Many Global 2000 Companies already use Portworx Data Platform to achieve resiliency, availability, and data protection needs for their modernized applications. This includes several major financial services and other industry vertical organizations that require low to zero RPO in order to keep their applications and data available at all times.

What’s Next?

We’ve discussed quite a bit in this blog:

  • What RPO is and why low or zero RPO is important for organizations to prevent data loss, protect reputation, maintain business continuity, save time and money, and stay compliant
  • How stateful applications are becoming more commonplace in Kubernetes and how different levels of RPO can be achieved for entire modern application stacks
  • What the challenges of multi/hybrid cloud application and data resiliency, availability, and protection are
  • How Portworx Data Platform provides a common and flexible foundation that provides various storage, replication and data protection capabilities to meet specific RPO requirements and solve the challenges of multi/hybrid cloud application deployments

If you’d like to see how Portworx Enterprise Sync and Async DR work in action and how they can provide low or zero RPO, please check out our YouTube videos:

Portworx Enterprise has a free 30-day trial edition as well as a feature-limited, free forever version if you’d like to try it out for yourself. Simply head over to Portworx Central, sign up, and start using it today! If you need some guidance, check out our documentation site to help get you up and running.

If you’d like to see the capabilities of Portworx Backup and see our managed service in action, please check out our YouTube demo:

Portworx Backup has a free forever managed service version with up to 1TB of data capacity if you’d like to try out our data protection solution. It’s also located within Portworx Central and only takes a few minutes to create your own dedicated Portworx Backup instance for free. Again, if you need some guidance on using Portworx Backup, you can find information on our documentation site.

Using the PX-DR feature of Portworx Enterprise allows you to maintain a low or zero RPO on any Kubernetes cluster running on any cloud at any location. By taking the necessary steps to achieve a zero to low RPO, you can safeguard against potential disruptions and losses–especially for mission-critical data and applications.
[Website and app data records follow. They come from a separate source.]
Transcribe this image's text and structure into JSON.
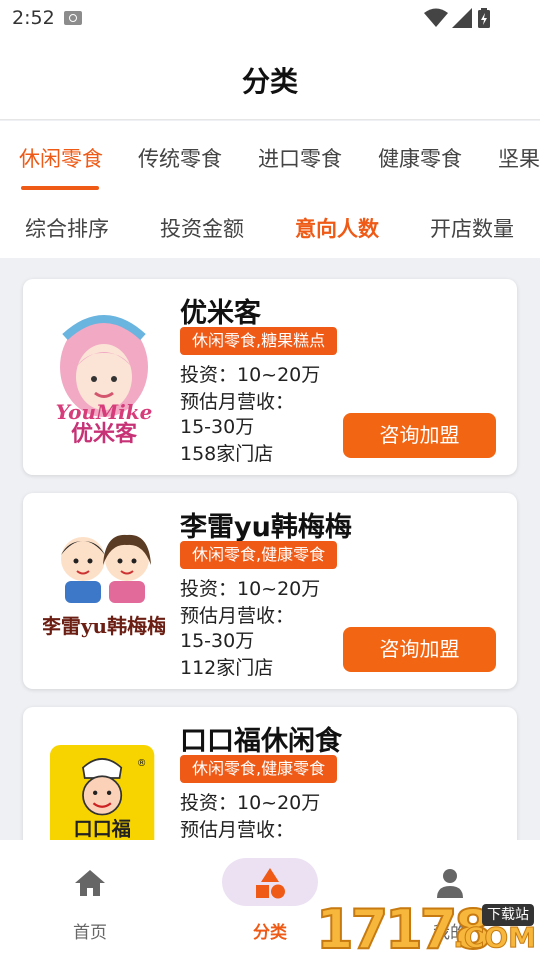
{
  "status_bar": {
    "time": "2:52"
  },
  "header": {
    "title": "分类"
  },
  "category_tabs": [
    {
      "label": "休闲零食",
      "active": true
    },
    {
      "label": "传统零食",
      "active": false
    },
    {
      "label": "进口零食",
      "active": false
    },
    {
      "label": "健康零食",
      "active": false
    },
    {
      "label": "坚果",
      "active": false
    }
  ],
  "sort_tabs": [
    {
      "label": "综合排序",
      "active": false
    },
    {
      "label": "投资金额",
      "active": false
    },
    {
      "label": "意向人数",
      "active": true
    },
    {
      "label": "开店数量",
      "active": false
    }
  ],
  "brands": [
    {
      "name": "优米客",
      "tags": "休闲零食,糖果糕点",
      "investment": "投资：10~20万",
      "revenue_label": "预估月营收：",
      "revenue": "15-30万",
      "stores": "158家门店",
      "cta": "咨询加盟",
      "logo_text": "YouMike",
      "logo_text_cn": "优米客"
    },
    {
      "name": "李雷yu韩梅梅",
      "tags": "休闲零食,健康零食",
      "investment": "投资：10~20万",
      "revenue_label": "预估月营收：",
      "revenue": "15-30万",
      "stores": "112家门店",
      "cta": "咨询加盟",
      "logo_text": "李雷yu韩梅梅"
    },
    {
      "name": "口口福休闲食",
      "tags": "休闲零食,健康零食",
      "investment": "投资：10~20万",
      "revenue_label": "预估月营收：",
      "logo_text": "口口福"
    }
  ],
  "bottom_nav": [
    {
      "label": "首页",
      "icon": "home-icon",
      "active": false
    },
    {
      "label": "分类",
      "icon": "shapes-icon",
      "active": true
    },
    {
      "label": "我的",
      "icon": "person-icon",
      "active": false
    }
  ],
  "watermark": {
    "number": "17178",
    "suffix": ".COM",
    "badge": "下载站"
  },
  "colors": {
    "accent": "#ef5a16",
    "button": "#f26513",
    "nav_pill": "#ece1f3",
    "background": "#eef0f4"
  }
}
By combining PX-DR with Portworx Backup, you have a solution from a single vendor that can provide comprehensive resiliency, availability, and protection of your modern applications and data when running on Kubernetes.

Subscribe for Updates

About Us
Portworx is the leader in cloud native storage for containers.

Tim Darnell

Tim Darnell

Tim is a Principal Technical Marketing Manager within the Cloud Native Business Unit at Pure Storage. He has held a variety of roles in the two decades spanning his technology career, most recently as a Product Owner and Master Solutions Architect for converged and hyper-converged infrastructure targeted for virtualization and container-based workloads. Tim joined Pure Storage in October of 2021.

Explore Related Content:
  • availability
  • compliance
  • disaster recovery
  • replication
  • resiliency
  • rpo
Blog Placeholder
April 27, 2021 How To
Automatically optimize the performance of your Kubernetes applications
Ryan Wallner
Ryan Wallner
September 14, 2018 How To
Get Started Quickly Deploying Your Stateful Applications on Kubernetes
Prashant Rathi
Prashant Rathi
June 24, 2019 Technical Insights
Business Continuity of Critical Applications on Kubernetes
Vick Kelkar
Vick Kelkar